§ Exercise directions
What is needed here is each entry reproduced exactly, without its pictures.

[Items from an interface collection]
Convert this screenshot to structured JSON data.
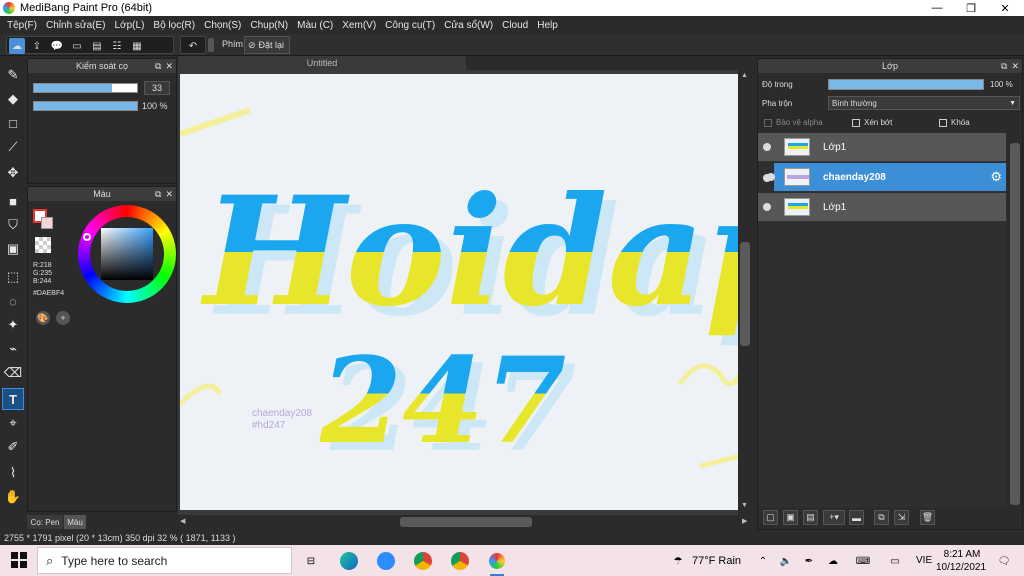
{
  "window": {
    "title": "MediBang Paint Pro (64bit)",
    "minimize": "—",
    "maximize": "❐",
    "close": "✕"
  },
  "menu": [
    "Tệp(F)",
    "Chỉnh sửa(E)",
    "Lớp(L)",
    "Bộ lọc(R)",
    "Chọn(S)",
    "Chụp(N)",
    "Màu (C)",
    "Xem(V)",
    "Công cụ(T)",
    "Cửa sổ(W)",
    "Cloud",
    "Help"
  ],
  "toolbar": {
    "shortcut_label": "Phím",
    "reset_label": "Đặt lại"
  },
  "brush_panel": {
    "title": "Kiểm soát cọ",
    "size_value": "33",
    "size_fill": 0.76,
    "opacity_value": "100 %",
    "opacity_fill": 1.0
  },
  "color_panel": {
    "title": "Màu",
    "r": "R:218",
    "g": "G:235",
    "b": "B:244",
    "hex": "#DAEBF4",
    "fg_color": "#DAEBF4"
  },
  "left_tabs": {
    "brush_tab": "Cọ: Pen",
    "color_tab": "Màu"
  },
  "document": {
    "tab_title": "Untitled",
    "artwork": {
      "word1": "Hoidap",
      "word2": "247",
      "watermark_line1": "chaenday208",
      "watermark_line2": "#hd247",
      "top_color": "#1aa7f0",
      "bottom_color": "#e8e62a",
      "background": "#eef2f6"
    }
  },
  "layers_panel": {
    "title": "Lớp",
    "opacity_label": "Độ trong",
    "opacity_value": "100 %",
    "blend_label": "Pha trộn",
    "blend_value": "Bình thường",
    "protect_alpha": "Bảo vệ alpha",
    "clipping": "Xén bớt",
    "lock": "Khóa",
    "layers": [
      {
        "name": "Lớp1",
        "selected": false
      },
      {
        "name": "chaenday208",
        "selected": true
      },
      {
        "name": "Lớp1",
        "selected": false
      }
    ]
  },
  "status": {
    "text": "2755 * 1791 pixel   (20 * 13cm)   350 dpi   32 %   ( 1871, 1133 )"
  },
  "taskbar": {
    "search_placeholder": "Type here to search",
    "weather": "77°F  Rain",
    "language": "VIE",
    "time": "8:21 AM",
    "date": "10/12/2021"
  }
}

§ Solution to the exercise
Convert this screenshot to structured JSON data.
{
  "window": {
    "title": "MediBang Paint Pro (64bit)",
    "minimize": "—",
    "maximize": "❐",
    "close": "✕"
  },
  "menu": [
    "Tệp(F)",
    "Chỉnh sửa(E)",
    "Lớp(L)",
    "Bộ lọc(R)",
    "Chọn(S)",
    "Chụp(N)",
    "Màu (C)",
    "Xem(V)",
    "Công cụ(T)",
    "Cửa sổ(W)",
    "Cloud",
    "Help"
  ],
  "toolbar": {
    "shortcut_label": "Phím",
    "reset_label": "Đặt lại"
  },
  "brush_panel": {
    "title": "Kiểm soát cọ",
    "size_value": "33",
    "size_fill": 0.76,
    "opacity_value": "100 %",
    "opacity_fill": 1.0
  },
  "color_panel": {
    "title": "Màu",
    "r": "R:218",
    "g": "G:235",
    "b": "B:244",
    "hex": "#DAEBF4",
    "fg_color": "#DAEBF4"
  },
  "left_tabs": {
    "brush_tab": "Cọ: Pen",
    "color_tab": "Màu"
  },
  "document": {
    "tab_title": "Untitled",
    "artwork": {
      "word1": "Hoidap",
      "word2": "247",
      "watermark_line1": "chaenday208",
      "watermark_line2": "#hd247",
      "top_color": "#1aa7f0",
      "bottom_color": "#e8e62a",
      "background": "#eef2f6"
    }
  },
  "layers_panel": {
    "title": "Lớp",
    "opacity_label": "Độ trong",
    "opacity_value": "100 %",
    "blend_label": "Pha trộn",
    "blend_value": "Bình thường",
    "protect_alpha": "Bảo vệ alpha",
    "clipping": "Xén bớt",
    "lock": "Khóa",
    "layers": [
      {
        "name": "Lớp1",
        "selected": false
      },
      {
        "name": "chaenday208",
        "selected": true
      },
      {
        "name": "Lớp1",
        "selected": false
      }
    ]
  },
  "status": {
    "text": "2755 * 1791 pixel   (20 * 13cm)   350 dpi   32 %   ( 1871, 1133 )"
  },
  "taskbar": {
    "search_placeholder": "Type here to search",
    "weather": "77°F  Rain",
    "language": "VIE",
    "time": "8:21 AM",
    "date": "10/12/2021"
  }
}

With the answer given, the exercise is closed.